Moreover, neuroscientists may well find that Fortune — a goddess they ay prefer to call, randomness — may even play a considerable role in the development of the brain, as the wiring of a billion neurons guided by “molecular clues” — like the development of a crystal into one of a seemingly infinite variety of structures — would appear to leave to chance a material role to play in But is the notion that chance plays a role in superior intellectual power a reasonable one? “There is noincompatibility whatsoever,” says Alder, “between the presence of chance, randomness, and contingency in the cosmos and God’s creation of it (and presumably, gift to man of conceptual thought). 22 The structure of all human brains are substantially similar, but as the film director, Cecil B. DeMille once said, “God is in the details. ” Not every human develops the material bodily conditions that are well disposed to the exercise of human genius.
However, if these conditions are material, as suggested, it would appear that man does have the capacity to create or modify those conditions, through genetic and pharmaceutical research. If neuroscience succeeds in understanding the structural and chemical composition of the brain and discovering techniques to artificially enhance the conditions that underlie human genius, then we will be orced to make a prescriptive judgment about whether we should use this knowledge to engineer genius in coming generations — the development of what marketers might call, designer kids. In considering that question, we would need look no further than to the final cause (i. e. , the purpose) of superior intellectual power.

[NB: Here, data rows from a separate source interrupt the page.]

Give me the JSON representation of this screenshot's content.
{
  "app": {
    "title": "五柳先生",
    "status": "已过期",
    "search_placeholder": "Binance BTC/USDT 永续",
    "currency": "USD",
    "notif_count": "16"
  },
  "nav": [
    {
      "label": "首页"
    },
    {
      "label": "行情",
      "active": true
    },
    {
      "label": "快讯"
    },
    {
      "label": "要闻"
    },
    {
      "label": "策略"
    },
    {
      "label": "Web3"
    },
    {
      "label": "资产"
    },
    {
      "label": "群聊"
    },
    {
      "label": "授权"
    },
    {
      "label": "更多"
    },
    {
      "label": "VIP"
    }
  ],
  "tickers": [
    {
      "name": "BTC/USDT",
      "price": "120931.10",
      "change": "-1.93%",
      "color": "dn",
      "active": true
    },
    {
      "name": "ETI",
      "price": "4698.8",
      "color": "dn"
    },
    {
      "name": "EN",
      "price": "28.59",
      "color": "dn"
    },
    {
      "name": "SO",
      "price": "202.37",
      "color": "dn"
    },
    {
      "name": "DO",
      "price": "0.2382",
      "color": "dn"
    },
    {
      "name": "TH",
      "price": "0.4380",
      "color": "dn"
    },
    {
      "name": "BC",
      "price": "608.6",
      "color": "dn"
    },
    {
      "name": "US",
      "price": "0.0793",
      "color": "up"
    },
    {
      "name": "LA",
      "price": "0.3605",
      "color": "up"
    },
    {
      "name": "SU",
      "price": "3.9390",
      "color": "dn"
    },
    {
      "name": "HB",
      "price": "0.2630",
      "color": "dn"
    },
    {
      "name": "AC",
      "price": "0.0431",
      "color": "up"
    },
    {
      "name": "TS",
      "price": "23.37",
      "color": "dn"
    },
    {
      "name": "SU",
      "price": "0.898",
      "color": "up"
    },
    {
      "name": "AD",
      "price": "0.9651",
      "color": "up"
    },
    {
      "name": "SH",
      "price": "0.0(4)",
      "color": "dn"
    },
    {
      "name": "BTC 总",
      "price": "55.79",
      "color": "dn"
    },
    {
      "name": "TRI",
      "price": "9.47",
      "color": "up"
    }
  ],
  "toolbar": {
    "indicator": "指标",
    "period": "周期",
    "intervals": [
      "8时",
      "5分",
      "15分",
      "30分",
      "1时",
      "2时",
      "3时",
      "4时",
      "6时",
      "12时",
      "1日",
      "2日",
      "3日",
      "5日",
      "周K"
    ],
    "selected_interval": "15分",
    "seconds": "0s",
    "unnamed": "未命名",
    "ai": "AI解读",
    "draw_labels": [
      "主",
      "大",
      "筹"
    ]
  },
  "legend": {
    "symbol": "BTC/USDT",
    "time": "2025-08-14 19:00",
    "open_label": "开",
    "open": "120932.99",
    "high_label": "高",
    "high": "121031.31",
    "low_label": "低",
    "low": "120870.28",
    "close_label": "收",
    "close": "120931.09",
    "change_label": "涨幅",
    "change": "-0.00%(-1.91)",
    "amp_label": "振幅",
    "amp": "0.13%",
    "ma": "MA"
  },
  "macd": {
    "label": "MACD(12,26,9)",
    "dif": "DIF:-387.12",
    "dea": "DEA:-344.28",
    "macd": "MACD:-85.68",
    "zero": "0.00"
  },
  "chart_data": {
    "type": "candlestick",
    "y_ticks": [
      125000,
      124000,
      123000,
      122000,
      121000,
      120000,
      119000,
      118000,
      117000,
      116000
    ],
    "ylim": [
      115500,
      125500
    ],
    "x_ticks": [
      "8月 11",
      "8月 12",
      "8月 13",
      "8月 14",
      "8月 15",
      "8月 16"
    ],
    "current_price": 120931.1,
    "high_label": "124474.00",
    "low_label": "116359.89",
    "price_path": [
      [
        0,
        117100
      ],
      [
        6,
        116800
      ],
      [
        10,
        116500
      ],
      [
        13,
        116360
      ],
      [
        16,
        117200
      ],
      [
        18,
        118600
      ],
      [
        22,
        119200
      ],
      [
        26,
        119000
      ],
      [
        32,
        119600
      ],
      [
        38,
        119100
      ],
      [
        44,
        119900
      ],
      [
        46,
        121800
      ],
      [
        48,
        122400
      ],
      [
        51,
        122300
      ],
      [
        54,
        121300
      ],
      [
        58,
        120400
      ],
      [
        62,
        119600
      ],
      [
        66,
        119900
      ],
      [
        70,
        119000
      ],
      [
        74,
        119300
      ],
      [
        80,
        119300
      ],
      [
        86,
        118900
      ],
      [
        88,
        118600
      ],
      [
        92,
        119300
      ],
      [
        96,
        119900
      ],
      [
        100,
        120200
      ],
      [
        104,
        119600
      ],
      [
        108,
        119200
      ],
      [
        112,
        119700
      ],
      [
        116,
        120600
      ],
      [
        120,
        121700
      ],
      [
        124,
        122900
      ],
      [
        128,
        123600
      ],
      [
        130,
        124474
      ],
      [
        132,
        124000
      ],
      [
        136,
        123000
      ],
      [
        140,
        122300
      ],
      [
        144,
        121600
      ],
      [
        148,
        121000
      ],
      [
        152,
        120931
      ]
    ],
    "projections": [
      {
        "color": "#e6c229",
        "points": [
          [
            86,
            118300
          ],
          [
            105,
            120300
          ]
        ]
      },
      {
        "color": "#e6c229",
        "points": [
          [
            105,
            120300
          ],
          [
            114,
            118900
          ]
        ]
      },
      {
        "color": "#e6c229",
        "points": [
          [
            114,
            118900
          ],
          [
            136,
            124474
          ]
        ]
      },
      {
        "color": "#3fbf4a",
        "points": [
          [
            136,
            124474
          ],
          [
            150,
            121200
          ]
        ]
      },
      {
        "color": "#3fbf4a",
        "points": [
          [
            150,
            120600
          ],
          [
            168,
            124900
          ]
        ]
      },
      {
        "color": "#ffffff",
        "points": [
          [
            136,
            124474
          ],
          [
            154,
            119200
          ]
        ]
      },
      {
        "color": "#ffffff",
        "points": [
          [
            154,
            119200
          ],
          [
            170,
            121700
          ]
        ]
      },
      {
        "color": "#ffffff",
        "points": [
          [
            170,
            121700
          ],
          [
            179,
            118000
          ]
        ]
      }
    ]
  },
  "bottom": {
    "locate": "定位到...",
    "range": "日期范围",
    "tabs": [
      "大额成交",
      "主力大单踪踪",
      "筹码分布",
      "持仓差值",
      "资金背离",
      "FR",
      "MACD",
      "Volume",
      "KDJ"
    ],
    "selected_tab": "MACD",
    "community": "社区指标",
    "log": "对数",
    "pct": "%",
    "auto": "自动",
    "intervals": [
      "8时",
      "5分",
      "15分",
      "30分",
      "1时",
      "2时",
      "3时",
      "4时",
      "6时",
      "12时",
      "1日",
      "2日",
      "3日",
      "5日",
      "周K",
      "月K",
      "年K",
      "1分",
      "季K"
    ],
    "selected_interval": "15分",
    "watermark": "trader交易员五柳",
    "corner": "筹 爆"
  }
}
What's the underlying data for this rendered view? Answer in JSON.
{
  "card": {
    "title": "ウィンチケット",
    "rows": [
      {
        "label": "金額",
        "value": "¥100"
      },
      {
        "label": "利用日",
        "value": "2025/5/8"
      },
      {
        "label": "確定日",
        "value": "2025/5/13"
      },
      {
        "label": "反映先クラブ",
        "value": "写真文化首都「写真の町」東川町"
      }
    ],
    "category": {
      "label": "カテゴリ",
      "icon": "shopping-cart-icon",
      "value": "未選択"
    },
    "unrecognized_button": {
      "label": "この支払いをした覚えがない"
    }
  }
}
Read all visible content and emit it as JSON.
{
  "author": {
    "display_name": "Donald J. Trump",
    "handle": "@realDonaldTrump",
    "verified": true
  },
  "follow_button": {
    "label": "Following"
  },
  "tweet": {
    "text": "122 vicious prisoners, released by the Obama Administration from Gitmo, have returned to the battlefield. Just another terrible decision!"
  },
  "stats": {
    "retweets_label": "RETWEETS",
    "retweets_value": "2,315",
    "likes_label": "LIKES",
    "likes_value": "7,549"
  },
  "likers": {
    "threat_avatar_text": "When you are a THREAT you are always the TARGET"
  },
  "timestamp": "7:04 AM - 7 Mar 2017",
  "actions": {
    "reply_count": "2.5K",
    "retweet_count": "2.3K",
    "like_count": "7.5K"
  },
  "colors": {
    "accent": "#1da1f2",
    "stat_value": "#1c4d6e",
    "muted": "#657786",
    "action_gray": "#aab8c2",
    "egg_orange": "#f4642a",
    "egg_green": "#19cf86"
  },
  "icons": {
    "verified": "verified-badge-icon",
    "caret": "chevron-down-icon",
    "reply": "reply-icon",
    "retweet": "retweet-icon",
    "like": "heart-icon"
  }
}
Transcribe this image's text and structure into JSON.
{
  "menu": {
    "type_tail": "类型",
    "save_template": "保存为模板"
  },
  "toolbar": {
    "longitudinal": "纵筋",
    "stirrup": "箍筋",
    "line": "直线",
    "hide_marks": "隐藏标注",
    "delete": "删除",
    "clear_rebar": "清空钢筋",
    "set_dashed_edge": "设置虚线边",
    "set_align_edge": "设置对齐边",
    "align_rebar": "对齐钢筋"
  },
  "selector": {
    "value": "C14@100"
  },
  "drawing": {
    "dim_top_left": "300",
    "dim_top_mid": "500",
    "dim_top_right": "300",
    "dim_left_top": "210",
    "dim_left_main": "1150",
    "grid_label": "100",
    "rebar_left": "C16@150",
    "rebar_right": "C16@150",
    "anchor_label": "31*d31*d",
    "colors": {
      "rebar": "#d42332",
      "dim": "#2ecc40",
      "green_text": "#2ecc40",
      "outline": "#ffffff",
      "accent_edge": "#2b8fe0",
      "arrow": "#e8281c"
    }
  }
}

Whether we determine that final cause to be the discovery of truth, the performance of virtuous acts, or just plain contemplation, it is clear that the improvement of our intellectual capabilities, essential to all three of these pursuits, would serve the end of intellectual ower. Would we not be justified in improving human contemplation itself, what Aristotle called the highest form of activity, an activity which is appreciated for its own sake? 23 As noted at the outset, the Parable of the Talents warns even those with the meanest ability to use to the best advantage their natural talents. If, therefore, through scientific inquiry we can find a way to improve our bodily dispositions to improve ourpowers of conceptual thought, it appears, from sources both reasonable and divine, that we should do so. But prudently.